■ WHAT THIS TASK INVOLVES ■
When a line of the entries contains "Enter", please list that line.

┌────────

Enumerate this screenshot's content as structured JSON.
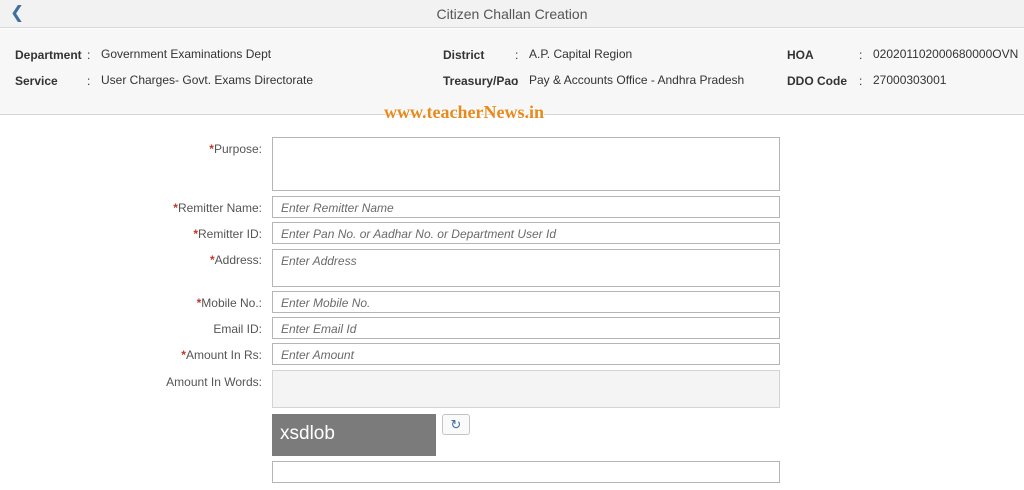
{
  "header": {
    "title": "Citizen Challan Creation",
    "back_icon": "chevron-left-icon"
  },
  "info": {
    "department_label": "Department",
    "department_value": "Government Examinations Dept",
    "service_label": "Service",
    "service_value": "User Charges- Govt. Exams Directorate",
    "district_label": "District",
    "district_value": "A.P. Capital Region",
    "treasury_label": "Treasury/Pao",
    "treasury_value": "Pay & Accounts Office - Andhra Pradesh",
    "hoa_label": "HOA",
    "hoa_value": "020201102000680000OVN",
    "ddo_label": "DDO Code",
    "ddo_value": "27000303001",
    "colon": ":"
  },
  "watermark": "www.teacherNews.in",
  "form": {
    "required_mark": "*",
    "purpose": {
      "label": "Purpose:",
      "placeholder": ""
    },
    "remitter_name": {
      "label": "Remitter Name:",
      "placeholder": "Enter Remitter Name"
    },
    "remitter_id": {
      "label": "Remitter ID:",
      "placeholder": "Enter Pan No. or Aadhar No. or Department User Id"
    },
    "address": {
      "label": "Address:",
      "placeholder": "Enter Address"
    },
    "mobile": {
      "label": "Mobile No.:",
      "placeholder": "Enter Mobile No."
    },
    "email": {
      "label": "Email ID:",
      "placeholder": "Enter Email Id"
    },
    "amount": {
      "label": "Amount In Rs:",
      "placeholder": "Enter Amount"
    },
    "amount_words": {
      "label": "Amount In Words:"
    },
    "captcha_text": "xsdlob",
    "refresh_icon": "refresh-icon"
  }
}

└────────

■ YOUR RESPONSE ■
      "placeholder": "Enter Remitter Name"
      "placeholder": "Enter Pan No. or Aadhar No. or Department User Id"
      "placeholder": "Enter Address"
      "placeholder": "Enter Mobile No."
      "placeholder": "Enter Email Id"
      "placeholder": "Enter Amount"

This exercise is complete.